◆ ABOUT THIS EXERCISE: Only the lines containing "Daddy" belong in the answer; find them in the material below.

◆ RECORDS:
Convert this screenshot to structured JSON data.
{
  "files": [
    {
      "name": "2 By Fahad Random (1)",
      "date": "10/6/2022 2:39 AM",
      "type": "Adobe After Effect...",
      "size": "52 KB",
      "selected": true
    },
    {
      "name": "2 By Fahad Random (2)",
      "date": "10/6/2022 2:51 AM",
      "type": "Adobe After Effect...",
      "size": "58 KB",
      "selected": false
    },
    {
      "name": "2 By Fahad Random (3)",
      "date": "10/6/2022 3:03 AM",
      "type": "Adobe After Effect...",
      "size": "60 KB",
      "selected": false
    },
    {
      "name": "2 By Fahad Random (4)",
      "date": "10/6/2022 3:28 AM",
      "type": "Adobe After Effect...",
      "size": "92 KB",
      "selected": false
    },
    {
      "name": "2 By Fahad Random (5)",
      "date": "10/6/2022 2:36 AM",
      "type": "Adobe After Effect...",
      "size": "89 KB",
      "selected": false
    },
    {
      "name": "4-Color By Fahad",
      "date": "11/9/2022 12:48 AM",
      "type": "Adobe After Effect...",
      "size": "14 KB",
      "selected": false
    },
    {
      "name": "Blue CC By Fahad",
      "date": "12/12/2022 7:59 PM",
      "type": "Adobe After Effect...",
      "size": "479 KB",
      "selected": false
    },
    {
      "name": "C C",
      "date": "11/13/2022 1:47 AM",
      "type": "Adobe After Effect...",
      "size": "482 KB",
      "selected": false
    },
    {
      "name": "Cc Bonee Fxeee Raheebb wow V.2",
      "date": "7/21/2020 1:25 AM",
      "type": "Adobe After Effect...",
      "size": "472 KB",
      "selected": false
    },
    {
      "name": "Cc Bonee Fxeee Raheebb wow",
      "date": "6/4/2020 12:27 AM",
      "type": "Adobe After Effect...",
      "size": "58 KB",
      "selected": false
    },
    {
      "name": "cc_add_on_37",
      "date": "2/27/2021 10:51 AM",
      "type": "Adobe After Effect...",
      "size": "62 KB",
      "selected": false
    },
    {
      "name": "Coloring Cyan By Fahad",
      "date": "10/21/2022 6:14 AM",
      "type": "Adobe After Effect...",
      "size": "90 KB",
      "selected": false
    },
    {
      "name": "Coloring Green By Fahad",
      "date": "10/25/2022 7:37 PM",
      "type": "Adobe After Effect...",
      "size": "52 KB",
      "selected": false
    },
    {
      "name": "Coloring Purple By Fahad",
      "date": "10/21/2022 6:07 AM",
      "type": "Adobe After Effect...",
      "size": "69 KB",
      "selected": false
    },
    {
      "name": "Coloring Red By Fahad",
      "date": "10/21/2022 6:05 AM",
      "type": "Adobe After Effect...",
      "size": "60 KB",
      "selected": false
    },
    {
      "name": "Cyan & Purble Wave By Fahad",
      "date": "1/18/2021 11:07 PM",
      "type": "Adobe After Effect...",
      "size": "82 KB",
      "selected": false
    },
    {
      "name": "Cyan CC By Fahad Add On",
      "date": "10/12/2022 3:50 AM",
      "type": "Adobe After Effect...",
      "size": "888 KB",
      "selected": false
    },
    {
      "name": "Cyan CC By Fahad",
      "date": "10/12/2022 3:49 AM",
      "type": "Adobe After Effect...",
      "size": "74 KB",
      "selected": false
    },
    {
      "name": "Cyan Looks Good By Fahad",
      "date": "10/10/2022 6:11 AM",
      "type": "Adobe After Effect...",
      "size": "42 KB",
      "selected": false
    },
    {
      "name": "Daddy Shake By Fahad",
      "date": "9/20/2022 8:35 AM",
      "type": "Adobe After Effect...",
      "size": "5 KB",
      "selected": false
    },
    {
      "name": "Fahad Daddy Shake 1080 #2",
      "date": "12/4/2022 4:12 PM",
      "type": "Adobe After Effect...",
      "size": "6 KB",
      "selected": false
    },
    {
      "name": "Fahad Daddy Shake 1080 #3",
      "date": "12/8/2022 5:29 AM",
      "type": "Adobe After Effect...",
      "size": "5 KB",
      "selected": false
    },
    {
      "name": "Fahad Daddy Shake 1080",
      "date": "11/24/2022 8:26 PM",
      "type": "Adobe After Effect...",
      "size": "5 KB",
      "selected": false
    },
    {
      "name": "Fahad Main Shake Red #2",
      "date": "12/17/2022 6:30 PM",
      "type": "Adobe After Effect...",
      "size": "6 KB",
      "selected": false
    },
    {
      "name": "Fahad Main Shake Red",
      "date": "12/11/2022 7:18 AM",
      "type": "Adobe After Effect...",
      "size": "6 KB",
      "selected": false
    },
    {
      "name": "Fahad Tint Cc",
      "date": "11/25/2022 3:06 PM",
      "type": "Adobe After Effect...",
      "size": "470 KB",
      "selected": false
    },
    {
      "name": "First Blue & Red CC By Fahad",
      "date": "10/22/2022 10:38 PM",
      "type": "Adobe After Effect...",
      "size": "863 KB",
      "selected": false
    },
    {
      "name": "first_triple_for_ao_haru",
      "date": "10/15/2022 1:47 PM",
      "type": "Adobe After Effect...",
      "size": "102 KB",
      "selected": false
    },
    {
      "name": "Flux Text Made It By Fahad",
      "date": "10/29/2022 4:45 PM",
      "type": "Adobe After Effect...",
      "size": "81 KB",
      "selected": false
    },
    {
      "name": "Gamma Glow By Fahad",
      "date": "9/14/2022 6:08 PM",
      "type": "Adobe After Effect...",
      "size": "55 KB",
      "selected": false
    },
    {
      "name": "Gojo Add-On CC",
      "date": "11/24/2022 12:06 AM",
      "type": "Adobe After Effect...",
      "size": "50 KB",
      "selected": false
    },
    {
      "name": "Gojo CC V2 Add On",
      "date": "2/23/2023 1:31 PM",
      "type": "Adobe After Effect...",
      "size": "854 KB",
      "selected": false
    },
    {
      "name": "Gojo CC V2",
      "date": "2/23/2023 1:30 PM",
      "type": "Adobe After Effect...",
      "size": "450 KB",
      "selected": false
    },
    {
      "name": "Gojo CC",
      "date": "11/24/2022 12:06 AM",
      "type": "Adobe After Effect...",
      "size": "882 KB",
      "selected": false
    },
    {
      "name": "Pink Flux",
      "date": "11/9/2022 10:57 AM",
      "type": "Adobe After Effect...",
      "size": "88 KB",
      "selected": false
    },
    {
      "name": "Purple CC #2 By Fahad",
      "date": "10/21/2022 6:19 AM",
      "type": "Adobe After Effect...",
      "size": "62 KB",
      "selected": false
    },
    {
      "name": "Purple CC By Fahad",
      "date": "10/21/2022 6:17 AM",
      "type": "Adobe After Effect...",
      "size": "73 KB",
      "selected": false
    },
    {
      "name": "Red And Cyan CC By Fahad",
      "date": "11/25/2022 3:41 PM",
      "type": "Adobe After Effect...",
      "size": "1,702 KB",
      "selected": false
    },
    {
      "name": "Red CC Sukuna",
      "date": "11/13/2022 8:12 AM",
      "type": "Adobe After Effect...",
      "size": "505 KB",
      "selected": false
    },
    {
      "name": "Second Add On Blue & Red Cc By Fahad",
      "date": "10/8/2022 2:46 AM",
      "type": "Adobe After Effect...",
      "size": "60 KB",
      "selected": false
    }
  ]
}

◆ YOUR SOLUTION:
      "name": "Daddy Shake By Fahad",
      "name": "Fahad Daddy Shake 1080 #2",
      "name": "Fahad Daddy Shake 1080 #3",
      "name": "Fahad Daddy Shake 1080",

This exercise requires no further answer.